# [What is needed]
Please restate each line of the material word for word and omit any pictures.

# [Data under study]

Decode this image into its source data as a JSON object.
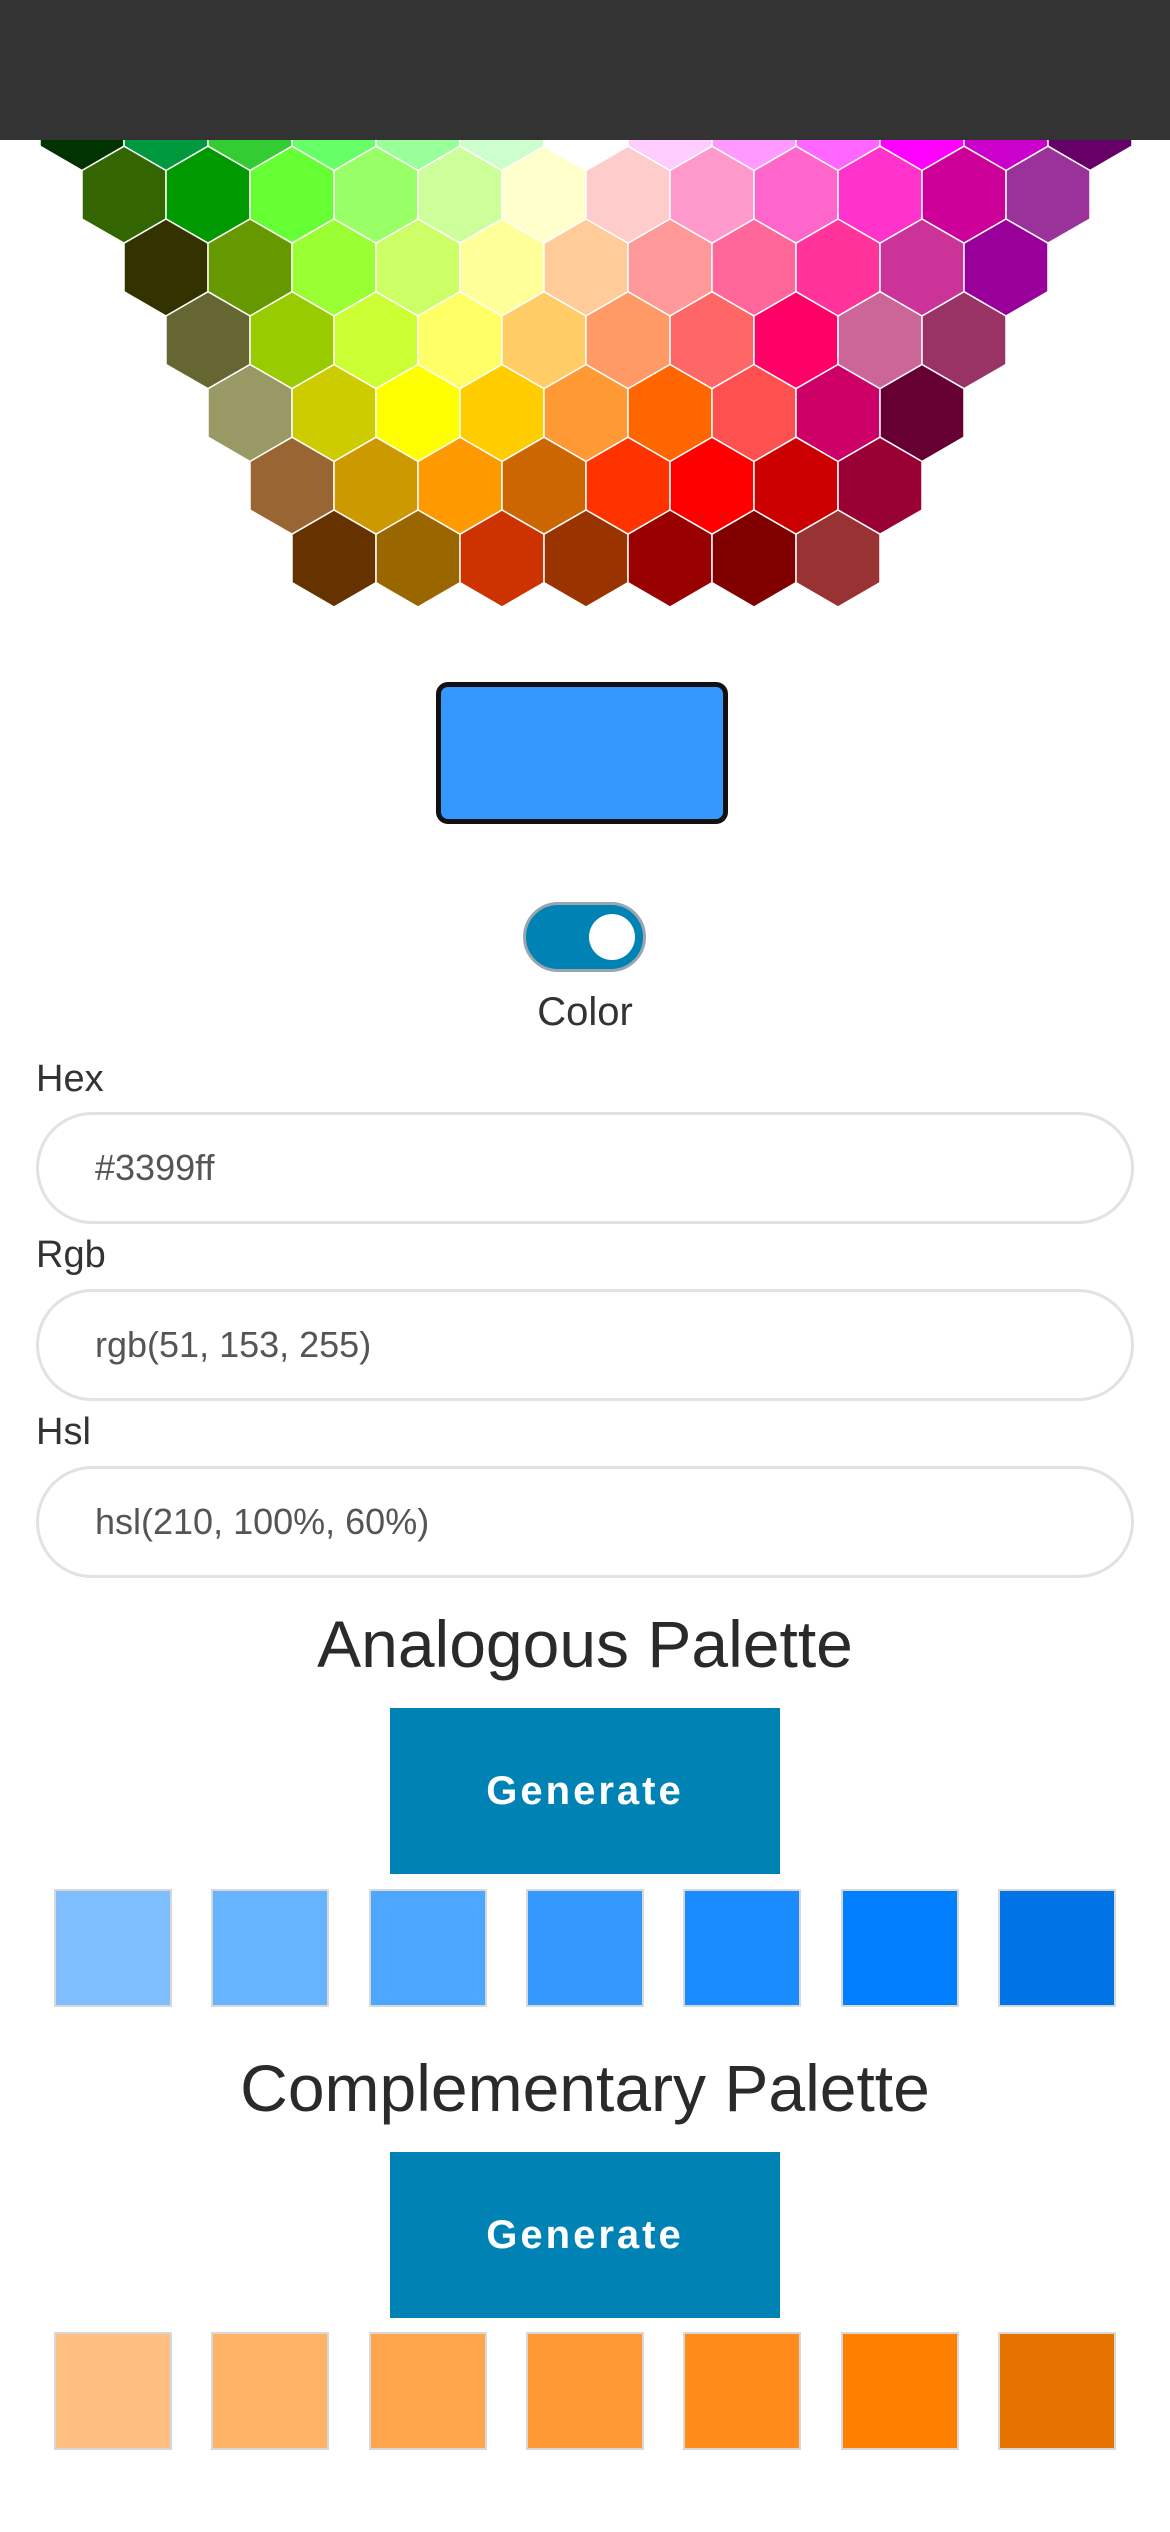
{
  "honeycomb": {
    "rows": [
      [
        "#003300",
        "#00993d",
        "#33cc33",
        "#66ff66",
        "#99ff99",
        "#ccffcc",
        "#ffffff",
        "#ffccff",
        "#ff99ff",
        "#ff66ff",
        "#ff00ff",
        "#cc00cc",
        "#660066"
      ],
      [
        "#336600",
        "#009900",
        "#66ff33",
        "#99ff66",
        "#ccff99",
        "#ffffcc",
        "#ffcccc",
        "#ff99cc",
        "#ff66cc",
        "#ff33cc",
        "#cc0099",
        "#993399"
      ],
      [
        "#333300",
        "#669900",
        "#99ff33",
        "#ccff66",
        "#ffff99",
        "#ffcc99",
        "#ff9999",
        "#ff6699",
        "#ff3399",
        "#cc3399",
        "#990099"
      ],
      [
        "#666633",
        "#99cc00",
        "#ccff33",
        "#ffff66",
        "#ffcc66",
        "#ff9966",
        "#ff6666",
        "#ff0066",
        "#cc6699",
        "#993366"
      ],
      [
        "#999966",
        "#cccc00",
        "#ffff00",
        "#ffcc00",
        "#ff9933",
        "#ff6600",
        "#ff5050",
        "#cc0066",
        "#660033"
      ],
      [
        "#996633",
        "#cc9900",
        "#ff9900",
        "#cc6600",
        "#ff3300",
        "#ff0000",
        "#cc0000",
        "#990033"
      ],
      [
        "#663300",
        "#996600",
        "#cc3300",
        "#993300",
        "#990000",
        "#800000",
        "#993333"
      ]
    ]
  },
  "preview": {
    "color": "#3399ff"
  },
  "toggle": {
    "label": "Color",
    "on": true
  },
  "fields": {
    "hex": {
      "label": "Hex",
      "value": "#3399ff"
    },
    "rgb": {
      "label": "Rgb",
      "value": "rgb(51, 153, 255)"
    },
    "hsl": {
      "label": "Hsl",
      "value": "hsl(210, 100%, 60%)"
    }
  },
  "analogous": {
    "title": "Analogous Palette",
    "button_label": "Generate",
    "swatches": [
      "#80bfff",
      "#66b3ff",
      "#4da6ff",
      "#3399ff",
      "#1a8cff",
      "#0080ff",
      "#0073e6"
    ]
  },
  "complementary": {
    "title": "Complementary Palette",
    "button_label": "Generate",
    "swatches": [
      "#ffbf80",
      "#ffb366",
      "#ffa64d",
      "#ff9933",
      "#ff8c1a",
      "#ff8000",
      "#e67300"
    ]
  }
}
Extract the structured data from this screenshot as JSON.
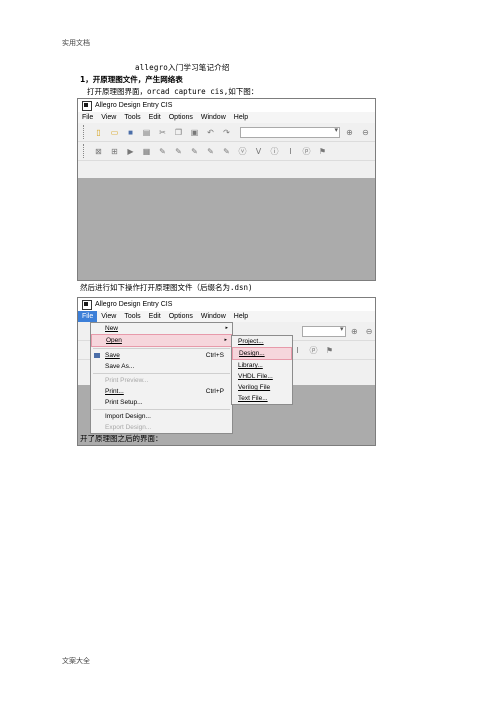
{
  "page": {
    "header": "实用文档",
    "footer": "文案大全",
    "title": "allegro入门学习笔记介绍",
    "section": "1，开原理图文件，产生网络表",
    "line1": "打开原理图界面，orcad capture cis,如下图：",
    "line2": "然后进行如下操作打开原理图文件（后缀名为.dsn)",
    "line3": "开了原理图之后的界面："
  },
  "app": {
    "title": "Allegro Design Entry CIS",
    "menu": [
      "File",
      "View",
      "Tools",
      "Edit",
      "Options",
      "Window",
      "Help"
    ]
  },
  "file_menu": [
    {
      "label": "New",
      "arrow": "▸"
    },
    {
      "label": "Open",
      "arrow": "▸"
    },
    {
      "label": "Save",
      "accel": "Ctrl+S"
    },
    {
      "label": "Save As..."
    },
    {
      "label": "Print Preview..."
    },
    {
      "label": "Print...",
      "accel": "Ctrl+P"
    },
    {
      "label": "Print Setup..."
    },
    {
      "label": "Import Design..."
    },
    {
      "label": "Export Design..."
    }
  ],
  "open_submenu": [
    "Project...",
    "Design...",
    "Library...",
    "VHDL File...",
    "Verilog File",
    "Text File..."
  ],
  "colors": {
    "menu_highlight": "#f6d6dc",
    "menu_selected": "#3c7fd8",
    "client_area": "#ababab"
  },
  "icons": [
    "new-icon",
    "open-icon",
    "save-icon",
    "print-icon",
    "cut-icon",
    "copy-icon",
    "paste-icon",
    "undo-icon",
    "redo-icon",
    "zoom-in-icon",
    "zoom-out-icon"
  ]
}
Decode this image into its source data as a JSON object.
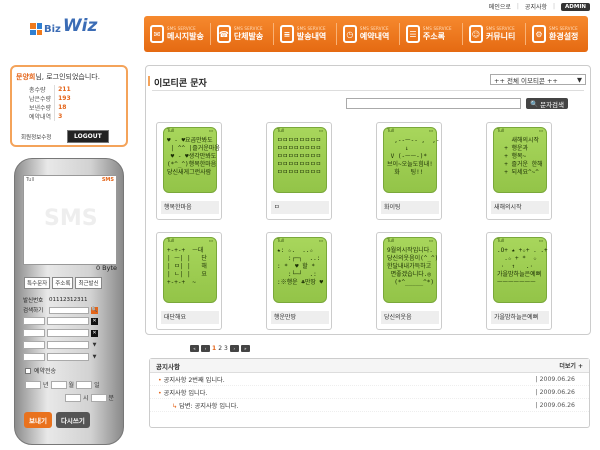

# [Written solution]
Decode this image into its source data as a JSON object.
{
  "honeycomb": {
    "rows": [
      [
        "#003300",
        "#00993d",
        "#33cc33",
        "#66ff66",
        "#99ff99",
        "#ccffcc",
        "#ffffff",
        "#ffccff",
        "#ff99ff",
        "#ff66ff",
        "#ff00ff",
        "#cc00cc",
        "#660066"
      ],
      [
        "#336600",
        "#009900",
        "#66ff33",
        "#99ff66",
        "#ccff99",
        "#ffffcc",
        "#ffcccc",
        "#ff99cc",
        "#ff66cc",
        "#ff33cc",
        "#cc0099",
        "#993399"
      ],
      [
        "#333300",
        "#669900",
        "#99ff33",
        "#ccff66",
        "#ffff99",
        "#ffcc99",
        "#ff9999",
        "#ff6699",
        "#ff3399",
        "#cc3399",
        "#990099"
      ],
      [
        "#666633",
        "#99cc00",
        "#ccff33",
        "#ffff66",
        "#ffcc66",
        "#ff9966",
        "#ff6666",
        "#ff0066",
        "#cc6699",
        "#993366"
      ],
      [
        "#999966",
        "#cccc00",
        "#ffff00",
        "#ffcc00",
        "#ff9933",
        "#ff6600",
        "#ff5050",
        "#cc0066",
        "#660033"
      ],
      [
        "#996633",
        "#cc9900",
        "#ff9900",
        "#cc6600",
        "#ff3300",
        "#ff0000",
        "#cc0000",
        "#990033"
      ],
      [
        "#663300",
        "#996600",
        "#cc3300",
        "#993300",
        "#990000",
        "#800000",
        "#993333"
      ]
    ]
  },
  "preview": {
    "color": "#3399ff"
  },
  "toggle": {
    "label": "Color",
    "on": true
  },
  "fields": {
    "hex": {
      "label": "Hex",
      "value": "#3399ff"
    },
    "rgb": {
      "label": "Rgb",
      "value": "rgb(51, 153, 255)"
    },
    "hsl": {
      "label": "Hsl",
      "value": "hsl(210, 100%, 60%)"
    }
  },
  "analogous": {
    "title": "Analogous Palette",
    "button_label": "Generate",
    "swatches": [
      "#80bfff",
      "#66b3ff",
      "#4da6ff",
      "#3399ff",
      "#1a8cff",
      "#0080ff",
      "#0073e6"
    ]
  },
  "complementary": {
    "title": "Complementary Palette",
    "button_label": "Generate",
    "swatches": [
      "#ffbf80",
      "#ffb366",
      "#ffa64d",
      "#ff9933",
      "#ff8c1a",
      "#ff8000",
      "#e67300"
    ]
  }
}
Extract the structured data from this screenshot as JSON.
{
  "page": {
    "header": "实用文档",
    "footer": "文案大全",
    "title": "allegro入门学习笔记介绍",
    "section": "1，开原理图文件，产生网络表",
    "line1": "打开原理图界面，orcad capture cis,如下图：",
    "line2": "然后进行如下操作打开原理图文件（后缀名为.dsn)",
    "line3": "开了原理图之后的界面："
  },
  "app": {
    "title": "Allegro Design Entry CIS",
    "menu": [
      "File",
      "View",
      "Tools",
      "Edit",
      "Options",
      "Window",
      "Help"
    ]
  },
  "file_menu": [
    {
      "label": "New",
      "arrow": "▸"
    },
    {
      "label": "Open",
      "arrow": "▸"
    },
    {
      "label": "Save",
      "accel": "Ctrl+S"
    },
    {
      "label": "Save As..."
    },
    {
      "label": "Print Preview..."
    },
    {
      "label": "Print...",
      "accel": "Ctrl+P"
    },
    {
      "label": "Print Setup..."
    },
    {
      "label": "Import Design..."
    },
    {
      "label": "Export Design..."
    }
  ],
  "open_submenu": [
    "Project...",
    "Design...",
    "Library...",
    "VHDL File...",
    "Verilog File",
    "Text File..."
  ],
  "colors": {
    "menu_highlight": "#f6d6dc",
    "menu_selected": "#3c7fd8",
    "client_area": "#ababab"
  },
  "icons": [
    "new-icon",
    "open-icon",
    "save-icon",
    "print-icon",
    "cut-icon",
    "copy-icon",
    "paste-icon",
    "undo-icon",
    "redo-icon",
    "zoom-in-icon",
    "zoom-out-icon"
  ]
}
Decode this image into its source data as a JSON object.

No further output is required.